Can't speak to everything, but I do know there is more to it than just shipboard landings. Had a buddy at a VT squadron with similar issues, and it's required SG1 to be a VT instructor as well. There are other shore flying billets that are less competitive for career like station pilot etc that I believe if multi-piloted would allow for SG2.Question for any flight docs out there. I've talked to mine but want to make sure the gouge I'm getting is accurate. I'm a first tour pilot in the VFA community. My vision has been steadily degrading for the past few years, and is now very close to the uncorrected vision limit for Service Group 1 (SG1) of 20/100. When flying, I wear glasses that correct to 20/20. I want to have a clear idea of what the different contingencies are if my vision continues to degrade. From a quick look at the NAMI waiver guide, it seems like the 20/100 uncorrected number applies only to SG1, which is required for shipboard landings. SG2 allows for an uncorrected acuity of 20/200. Couple questions out of this:
The waiver guide says “A waiver unaided for visual acuity less than standards may be considered in designated individuals, provided the central and peripheral retina is normal and all other visual standards are met (including best corrected visual acuity). Visual acuity and refractive error standards are generally not waived for applicants of any class.” I’m not sure how to parse this – is this basically saying that waivers are technically possible, but in practice they will never happen? Has anyone heard of a waiver being granted in this case?

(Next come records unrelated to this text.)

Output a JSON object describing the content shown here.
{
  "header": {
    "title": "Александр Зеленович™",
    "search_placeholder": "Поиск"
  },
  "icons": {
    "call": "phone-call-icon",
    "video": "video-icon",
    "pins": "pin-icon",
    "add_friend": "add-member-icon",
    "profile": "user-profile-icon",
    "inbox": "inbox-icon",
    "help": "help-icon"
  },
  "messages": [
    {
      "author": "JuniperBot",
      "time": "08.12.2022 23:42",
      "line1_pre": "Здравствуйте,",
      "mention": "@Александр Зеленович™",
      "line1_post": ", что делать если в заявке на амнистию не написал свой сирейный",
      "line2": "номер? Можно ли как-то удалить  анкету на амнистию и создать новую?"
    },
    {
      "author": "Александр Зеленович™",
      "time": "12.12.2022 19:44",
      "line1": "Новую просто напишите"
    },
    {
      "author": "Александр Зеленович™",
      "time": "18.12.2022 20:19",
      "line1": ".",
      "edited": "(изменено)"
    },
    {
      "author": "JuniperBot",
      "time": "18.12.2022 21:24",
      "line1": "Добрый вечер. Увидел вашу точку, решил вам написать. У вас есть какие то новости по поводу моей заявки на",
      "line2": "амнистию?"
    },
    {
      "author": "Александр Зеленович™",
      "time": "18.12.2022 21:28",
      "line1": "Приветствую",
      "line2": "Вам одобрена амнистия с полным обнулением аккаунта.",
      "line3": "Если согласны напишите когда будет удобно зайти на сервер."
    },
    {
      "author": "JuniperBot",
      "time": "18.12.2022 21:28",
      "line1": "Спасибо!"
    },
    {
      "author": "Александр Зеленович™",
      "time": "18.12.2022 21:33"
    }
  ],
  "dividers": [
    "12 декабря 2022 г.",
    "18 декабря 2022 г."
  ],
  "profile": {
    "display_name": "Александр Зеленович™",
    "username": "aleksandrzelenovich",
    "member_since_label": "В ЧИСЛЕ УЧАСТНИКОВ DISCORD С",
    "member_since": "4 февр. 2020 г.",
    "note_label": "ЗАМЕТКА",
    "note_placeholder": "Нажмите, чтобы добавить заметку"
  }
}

Per the waiver guide, SG1 status is required to make shipboard landings. If I do end up falling out of SG1 standards (but still within SG2, for which the limit is 20/200), can I still fly in my squadron provided we are not embarked? Would I be able to fly in a shore-based command? Would greatly appreciate any input on this.
Recently returned from the probe and wanted to reiterate to get screening done as soon as eligible. Have 1 friend who waited several years beyond his 50th to have this done (fortunately no problems) and finally talked another into getting this done (he didn’t want the hassle but it is a very simple procedure). Colon cancer, like skin cancer, is one that can be detected early as long as you go to the doctor. I am hearing that doctors are now recommending earlier than 50 - possibly 45 or even 40.Just saw this and had a chuckle. My mom died of colon cancer when I was in my late twenties so I've been getting these things done for years now (I'm 69). The actual procedure is nothing at all, crap they even take vacation photos for you! It's the day before that I actually hate. Just remember chicken broth is your friend, it's okay to eat it the day before, but most doctors don't think of telling you that so you're just going to starve to death for 24 hours with what they tell you you're allowed to eat (which is practically nothing). Just ask the doc and he'll blink, smile, and say "sure chicken broth is okay." Oh and one more thing... make sure you're the first patient on the procedure day. That way you'll be able to scarf down real food by about 8 or so in the morning.
The U.S. Preventive Services Task Force, the folks that make recommendations to the Dept of Health and Human Services on clinical preventive services that includes the recommended ages for medical screenings, just recommended last fall to lower the age for initial colonoscopies to 45 for low risk folks.I am hearing that doctors are now recommending earlier than 50 - possibly 45 or even 40.
I figure the exact opposite. Head to Hoss' Hot Food Buffet (skip the salad) and feast until bursting, then sit down for a session with that gallon jug of radiator flush.It's the day before that I actually hate. Just remember chicken broth is your friend, it's okay to eat it the day before, but most doctors don't think of telling you that so you're just going to starve to death for 24 hours
No. All you need to do is fully recover (100%+++), get a statement from your physician/surgeon/nurse that you are fully functional and ready to go, and also get a medical waiver. With surgical recovery, though, this process might take a little bit longer for you.Hey everyone! I am currently in NROTC and and an avid gym goer. I and planning on applying for SNA and SNFO in September for my service assignment. I was lifting recently and may have given myself a hernia while deadlifting. I am going to see my physician to have him check it out. If it is a Hernia, and I get it corrected will that affect my ability to get picked for aviation?
Thank you for the response, luckily it wasn't a hernia, just a strain so I am still good to go!No. All you need to do is fully recover (100%+++), get a statement from your physician/surgeon/nurse that you are fully functional and ready to go, and also get a medical waiver. With surgical recovery, though, this process might take a little bit longer for you.